I like that idea. A symposium of sorts. What will the subjects be? Perhaps once a week so not to quash our creative liberty. Since it was your idea, Michael, why don't you choose the first subject and those of us who want to participate can submit our genius interpretations the following day? If only there was a simpler way to communicate with each other... Didn't there used to be a forum? Maybe we could start using the 100 Words Facebook group to toss around ideas and to collaborate. There is a lot of talent here, and power in numbers.
A few weeks ago I ordered two books from a fellow hundred worder because I figure we ought to encourage and support each other as much as possible. Pretending like we're separate and don't influence each other on a daily basis is... And I genuinely wanted to read her work, to hold her creations in my hands and let inspiration seep in through the skin instead of the eyes for a change.
May we inspire one another everyday.
Could you look me in the eye and tell me you want it all to end? Peace, love, and temperance, my friend.
So I'm a filthy hypocrite. My life's falling apart in several different ways and I'm probably insane. So everything I profess should be taken with a grain of salt, alright?
And yeah, my last name is Louttit. I don't know what I did in a previous life to wind up with that one, but it must have been horrible. I'm guessing I was a woman and one day I'd just had it with men so I went on a castration frenzy.
Yep, Brad Stupidboob. That's my name. And here's my face. Get over it or you're next for a cleaving.

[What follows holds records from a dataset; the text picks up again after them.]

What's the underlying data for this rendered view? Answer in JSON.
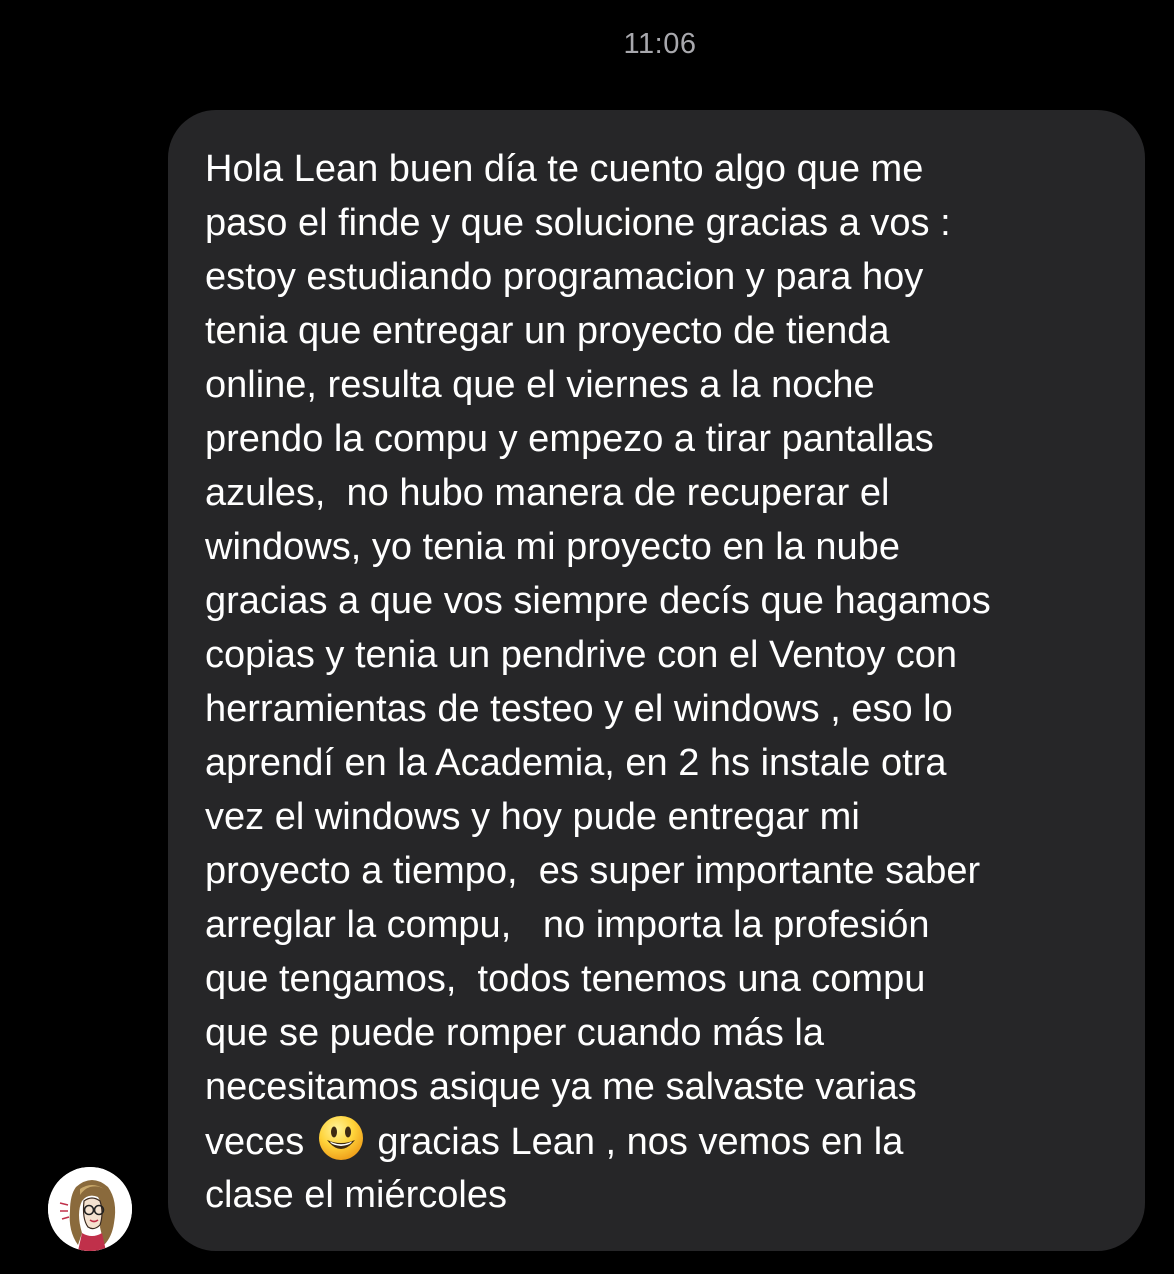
{
  "timestamp": "11:06",
  "message": {
    "lines": [
      "Hola Lean buen día te cuento algo que me",
      "paso el finde y que solucione gracias a vos :",
      "estoy estudiando programacion y para hoy",
      "tenia que entregar un proyecto de tienda",
      "online, resulta que el viernes a la noche",
      "prendo la compu y empezo a tirar pantallas",
      "azules,  no hubo manera de recuperar el",
      "windows, yo tenia mi proyecto en la nube",
      "gracias a que vos siempre decís que hagamos",
      "copias y tenia un pendrive con el Ventoy con",
      "herramientas de testeo y el windows , eso lo",
      "aprendí en la Academia, en 2 hs instale otra",
      "vez el windows y hoy pude entregar mi",
      "proyecto a tiempo,  es super importante saber",
      "arreglar la compu,   no importa la profesión",
      "que tengamos,  todos tenemos una compu",
      "que se puede romper cuando más la",
      "necesitamos asique ya me salvaste varias"
    ],
    "line_with_emoji_before": "veces ",
    "emoji_icon": "smiley-emoji-icon",
    "line_with_emoji_after": " gracias Lean , nos vemos en la",
    "last_line": "clase el miércoles"
  },
  "avatar": {
    "icon": "sender-avatar"
  },
  "colors": {
    "background": "#000000",
    "bubble": "#262628",
    "text": "#ffffff",
    "timestamp": "#a8a8ad"
  }
}
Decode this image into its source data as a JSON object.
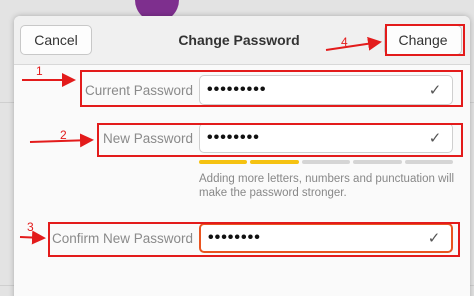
{
  "dialog": {
    "title": "Change Password",
    "cancel_label": "Cancel",
    "change_label": "Change"
  },
  "fields": {
    "current": {
      "label": "Current Password",
      "value": "•••••••••"
    },
    "new": {
      "label": "New Password",
      "value": "••••••••"
    },
    "confirm": {
      "label": "Confirm New Password",
      "value": "••••••••"
    }
  },
  "strength": {
    "filled_segments": 2,
    "total_segments": 5
  },
  "hint": "Adding more letters, numbers and punctuation will make the password stronger.",
  "annotations": {
    "n1": "1",
    "n2": "2",
    "n3": "3",
    "n4": "4"
  },
  "colors": {
    "annotation": "#e31b1b",
    "focus": "#e95420",
    "strength": "#f5c211",
    "avatar": "#7e2f8e"
  },
  "icons": {
    "field_check": "check-icon"
  }
}
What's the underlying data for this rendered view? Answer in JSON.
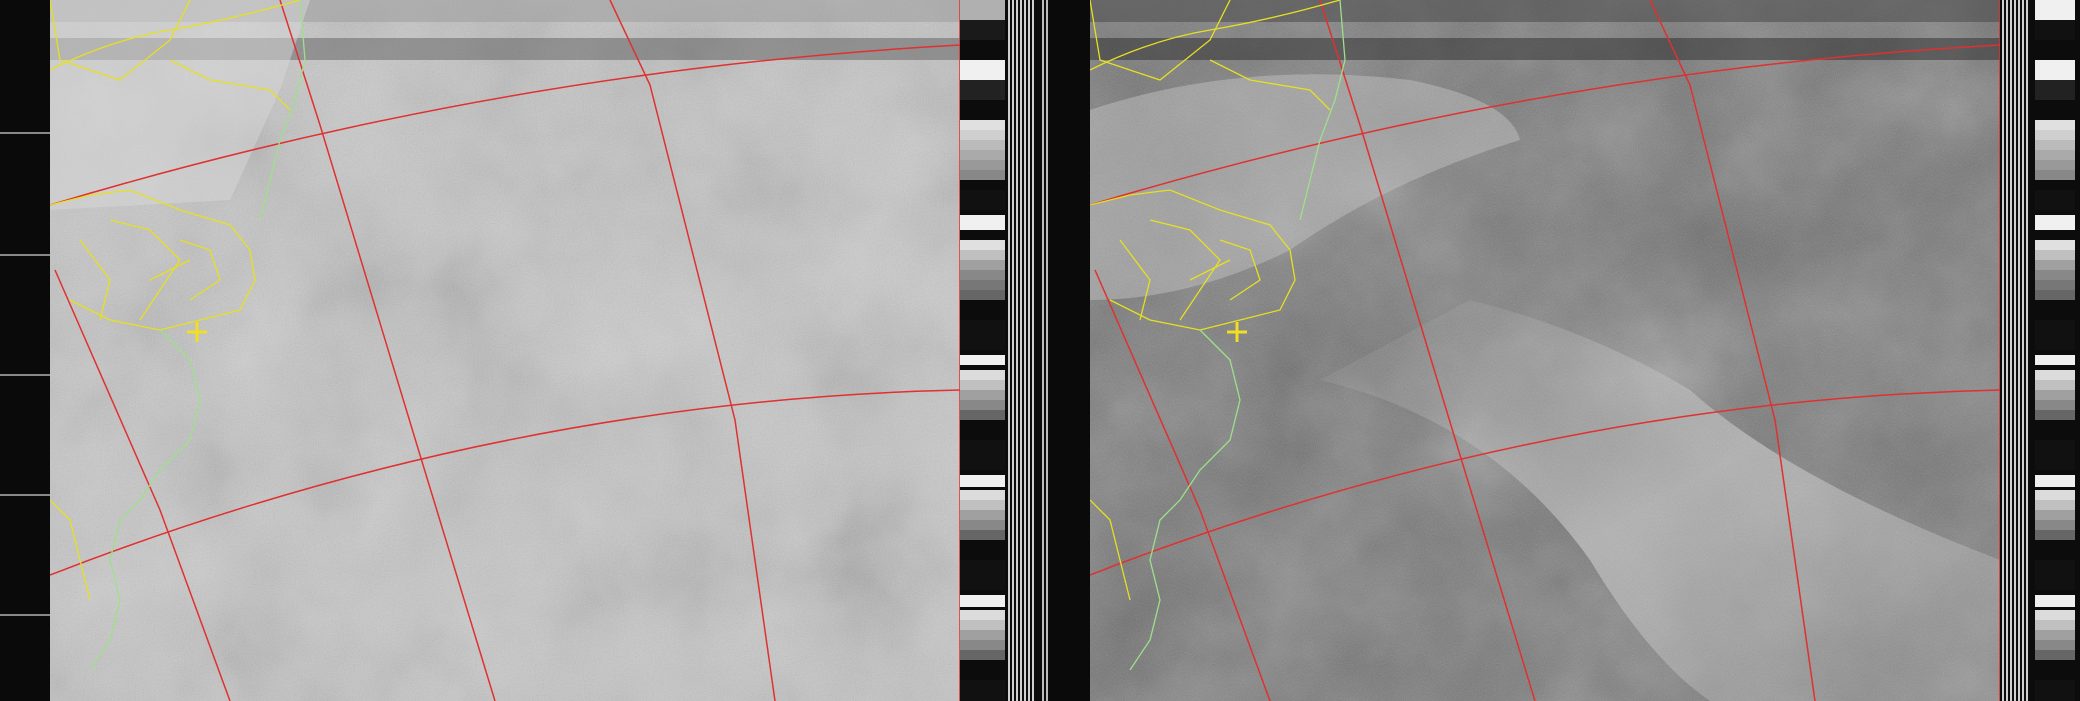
{
  "image": {
    "kind": "satellite weather image (APT), two channels side by side",
    "channels": [
      {
        "id": "A",
        "tone": "light",
        "base_color": "#c9c9c9"
      },
      {
        "id": "B",
        "tone": "dark",
        "base_color": "#6e6e6e"
      }
    ],
    "overlay_colors": {
      "grid": "#e03030",
      "country_borders": "#e6e020",
      "coastline": "#9ee08a",
      "marker": "#f0e020"
    }
  }
}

Took the dog for a walk last night and it was so lovely and clear out with the moon hanging like the a mother's eye, loving and three quarter lidded, took him home just before he began to shiver only to go out again alone, down to the great Lake Huron with its January edge, waves stopped in time in strange crater-like formations, leaving tracks in the sandfrost, the pebblefrost, the stonefrost, and up onto to the pier, singing moonsongs to Diana about Saskatchewan and they were awesome but their tunes are gone now, locked somewhere in a wave.
Whiz, bang, it's already the 29th. I'm looking back at what I've written here this month and while I'm not particularly proud of some of it, some of it is truly beautiful - even yesterday's with its awkward, humbling, flow-busting double article. I must remember that these are manuscripts. How fortunate are we to be able to read each other's digital manuscripts, hot off the finger press! And how fortunate are we to have the willpower and inspiration to make it this far, when so many others lost faith and/or interest much earlier in the month. Bless us all.
The doorbell rings and you answer in your faded Linkin Park t-shirt. I'm grinning.
"You should've knocked," you say. "I just got her to go to bed."
"Fuck her. C'mon. I have a surprise."
When you're dressed I pull you through the empty streets on a bright orange plastic sled and we have to stop several times because we're both laughing so hard.
Later, I order us two iced teas at this blues club and we sit and make fun of all the baby boomers moving their failing bodies so gracelessly but it seems to make them so happy...
Today I'm the saddest gay in the world because David and I don't have cable, let alone the fancy cable that would allow us to watch Season 4 of
RuPaul's Drag Race
which premiered last night. He assured me that we would be able to download the episodes illegally over the Internet, but so far no files exist.
To use the going drag lingo, I guess I'll just have to be fierce and sickening by myself here in Springfield. Maybe I can get all glammed up inside a HAZMAT suit and when the hood comes off - KABOOM! - radiating eleganza.
The Tip Jar